*YOUR TASK*:
Every line holding the string "content" should be copied out of the listing.

*THE DATA*:
· · · ·

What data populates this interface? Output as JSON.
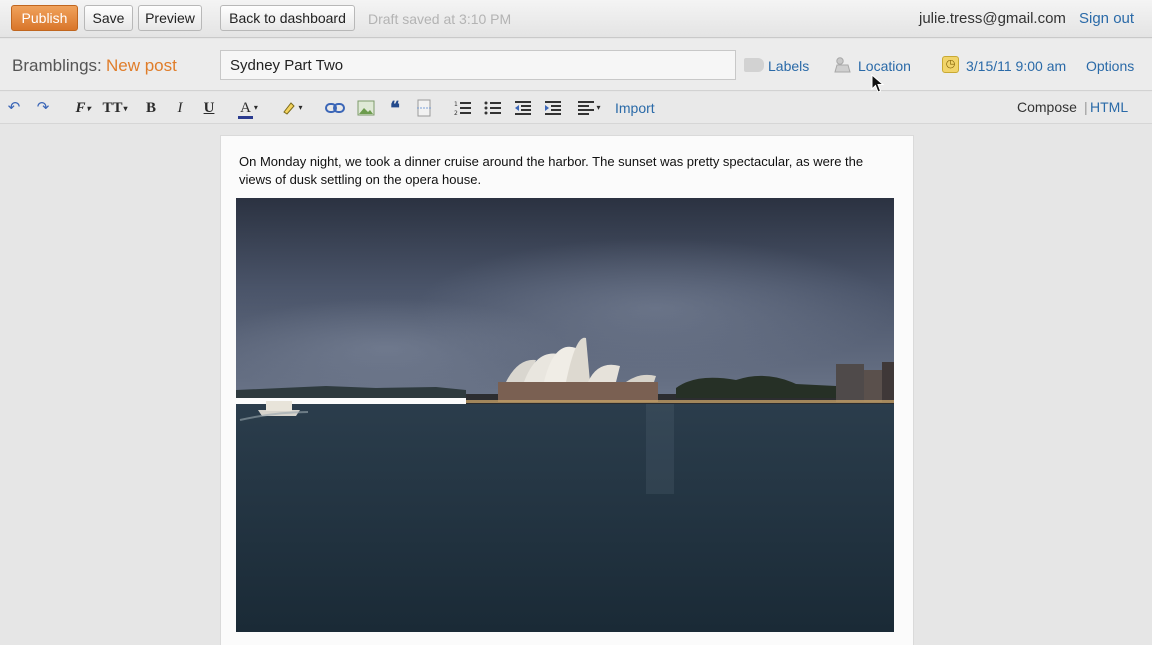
{
  "topbar": {
    "publish_label": "Publish",
    "save_label": "Save",
    "preview_label": "Preview",
    "back_label": "Back to dashboard",
    "draft_status": "Draft saved at 3:10 PM",
    "user_email": "julie.tress@gmail.com",
    "signout_label": "Sign out"
  },
  "titlebar": {
    "blog_name": "Bramblings:",
    "page_label": "New post",
    "post_title": "Sydney Part Two",
    "labels_label": "Labels",
    "location_label": "Location",
    "date_label": "3/15/11 9:00 am",
    "options_label": "Options"
  },
  "toolbar": {
    "import_label": "Import",
    "compose_label": "Compose",
    "separator": "|",
    "html_label": "HTML",
    "icons": [
      "undo-icon",
      "redo-icon",
      "font-family-icon",
      "font-size-icon",
      "bold-icon",
      "italic-icon",
      "underline-icon",
      "text-color-icon",
      "highlight-icon",
      "link-icon",
      "image-icon",
      "quote-icon",
      "jump-break-icon",
      "numbered-list-icon",
      "bullet-list-icon",
      "outdent-icon",
      "indent-icon",
      "align-icon"
    ]
  },
  "editor": {
    "paragraph": "On Monday night, we took a dinner cruise around the harbor. The sunset was pretty spectacular, as were the views of dusk settling on the opera house."
  },
  "colors": {
    "publish": "#e08435",
    "link": "#2a6aa8",
    "accent_orange": "#e07d2a"
  }
}
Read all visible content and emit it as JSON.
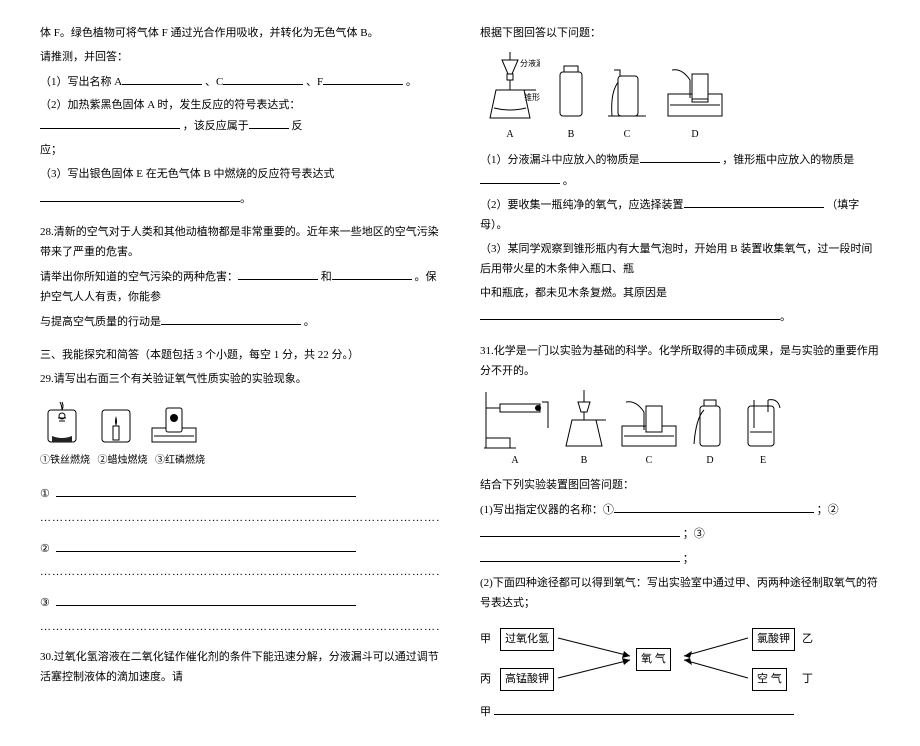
{
  "left": {
    "p1": "体 F。绿色植物可将气体 F 通过光合作用吸收，并转化为无色气体 B。",
    "p2": "请推测，并回答：",
    "q1a": "（1）写出名称 A",
    "q1b": "、C",
    "q1c": "、F",
    "q1d": "。",
    "q2a": "（2）加热紫黑色固体 A 时，发生反应的符号表达式：",
    "q2b": "，该反应属于",
    "q2c": "反",
    "q2c2": "应；",
    "q3a": "（3）写出银色固体 E 在无色气体 B 中燃烧的反应符号表达式",
    "q3b": "。",
    "p28a": "28.清新的空气对于人类和其他动植物都是非常重要的。近年来一些地区的空气污染带来了严重的危害。",
    "p28b": "请举出你所知道的空气污染的两种危害：",
    "p28c": "和",
    "p28d": "。保护空气人人有责，你能参",
    "p28e": "与提高空气质量的行动是",
    "p28f": "。",
    "sec3": "三、我能探究和简答（本题包括 3 个小题，每空 1 分，共 22 分。）",
    "p29": "29.请写出右面三个有关验证氧气性质实验的实验现象。",
    "cap1": "①铁丝燃烧",
    "cap2": "②蜡烛燃烧",
    "cap3": "③红磷燃烧",
    "n1": "①",
    "n2": "②",
    "n3": "③",
    "p30": "30.过氧化氢溶液在二氧化锰作催化剂的条件下能迅速分解，分液漏斗可以通过调节活塞控制液体的滴加速度。请"
  },
  "right": {
    "p1": "根据下图回答以下问题：",
    "labFunnel": "分液漏斗",
    "labFlask": "锥形瓶",
    "labA": "A",
    "labB": "B",
    "labC": "C",
    "labD": "D",
    "labE": "E",
    "q1a": "（1）分液漏斗中应放入的物质是",
    "q1b": "，锥形瓶中应放入的物质是",
    "q1c": "。",
    "q2a": "（2）要收集一瓶纯净的氧气，应选择装置",
    "q2b": "（填字母）。",
    "q3a": "（3）某同学观察到锥形瓶内有大量气泡时，开始用 B 装置收集氧气，过一段时间后用带火星的木条伸入瓶口、瓶",
    "q3b": "中和瓶底，都未见木条复燃。其原因是",
    "p31": "31.化学是一门以实验为基础的科学。化学所取得的丰硕成果，是与实验的重要作用分不开的。",
    "belowQ": "结合下列实验装置图回答问题：",
    "iq1a": "(1)写出指定仪器的名称：①",
    "iq1b": "；②",
    "iq1c": "；③",
    "iq1d": "；",
    "iq2a": "(2)下面四种途径都可以得到氧气：写出实验室中通过甲、丙两种途径制取氧气的符号表达式；",
    "box1": "过氧化氢",
    "box2": "高锰酸钾",
    "box3": "氧 气",
    "box4": "氯酸钾",
    "box5": "空 气",
    "rl1": "甲",
    "rl2": "丙",
    "rl3": "乙",
    "rl4": "丁",
    "lastLabel": "甲"
  }
}
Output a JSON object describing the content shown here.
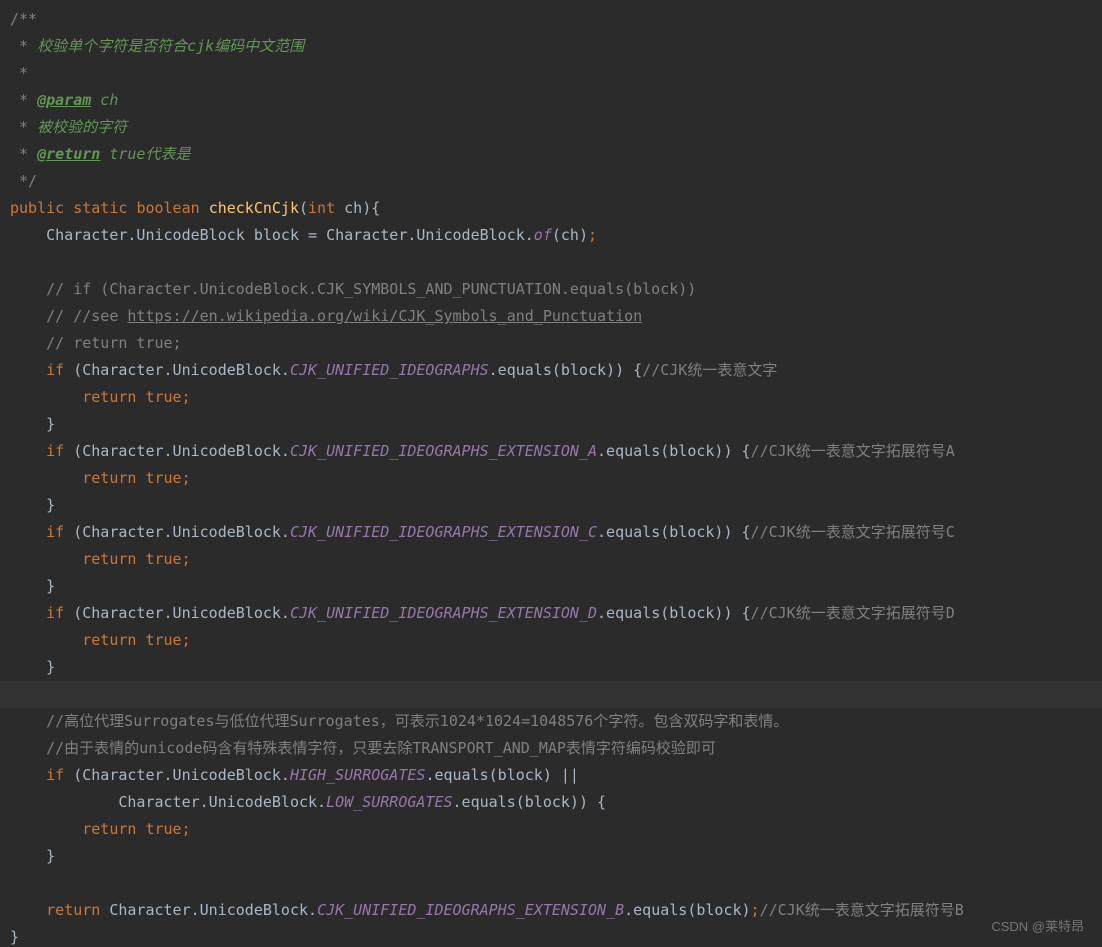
{
  "doc": {
    "open": "/**",
    "l1": " 校验单个字符是否符合cjk编码中文范围",
    "blank": "",
    "param_tag": "@param",
    "param_name": " ch",
    "l4": " 被校验的字符",
    "return_tag": "@return",
    "return_txt": " true代表是",
    "close": " */"
  },
  "sig": {
    "public": "public",
    "static": "static",
    "boolean": "boolean",
    "name": "checkCnCjk",
    "int": "int",
    "param": "ch"
  },
  "body": {
    "decl_lhs": "Character.UnicodeBlock block = Character.UnicodeBlock.",
    "of": "of",
    "decl_args": "(ch)",
    "c1": "// if (Character.UnicodeBlock.CJK_SYMBOLS_AND_PUNCTUATION.equals(block))",
    "c2a": "// //see ",
    "c2b": "https://en.wikipedia.org/wiki/CJK_Symbols_and_Punctuation",
    "c3": "// return true;",
    "if": "if",
    "chk_pre": "(Character.UnicodeBlock.",
    "chk_post": ".equals(block)) {",
    "chk_post_or": ".equals(block) ||",
    "chk_post_end": ".equals(block)) {",
    "const1": "CJK_UNIFIED_IDEOGRAPHS",
    "cmt1": "//CJK统一表意文字",
    "const2": "CJK_UNIFIED_IDEOGRAPHS_EXTENSION_A",
    "cmt2": "//CJK统一表意文字拓展符号A",
    "const3": "CJK_UNIFIED_IDEOGRAPHS_EXTENSION_C",
    "cmt3": "//CJK统一表意文字拓展符号C",
    "const4": "CJK_UNIFIED_IDEOGRAPHS_EXTENSION_D",
    "cmt4": "//CJK统一表意文字拓展符号D",
    "surro_c1": "//高位代理Surrogates与低位代理Surrogates，可表示1024*1024=1048576个字符。包含双码字和表情。",
    "surro_c2": "//由于表情的unicode码含有特殊表情字符，只要去除TRANSPORT_AND_MAP表情字符编码校验即可",
    "const5": "HIGH_SURROGATES",
    "low_pre": "Character.UnicodeBlock.",
    "const6": "LOW_SURROGATES",
    "return": "return",
    "true": "true",
    "ret_pre": "Character.UnicodeBlock.",
    "const7": "CJK_UNIFIED_IDEOGRAPHS_EXTENSION_B",
    "ret_post": ".equals(block)",
    "cmt7": "//CJK统一表意文字拓展符号B",
    "close": "}"
  },
  "watermark": "CSDN @莱特昂"
}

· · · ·

*TASK RESPONSE*:
Read all visible content and emit it as JSON.
Output a JSON object describing the content shown here.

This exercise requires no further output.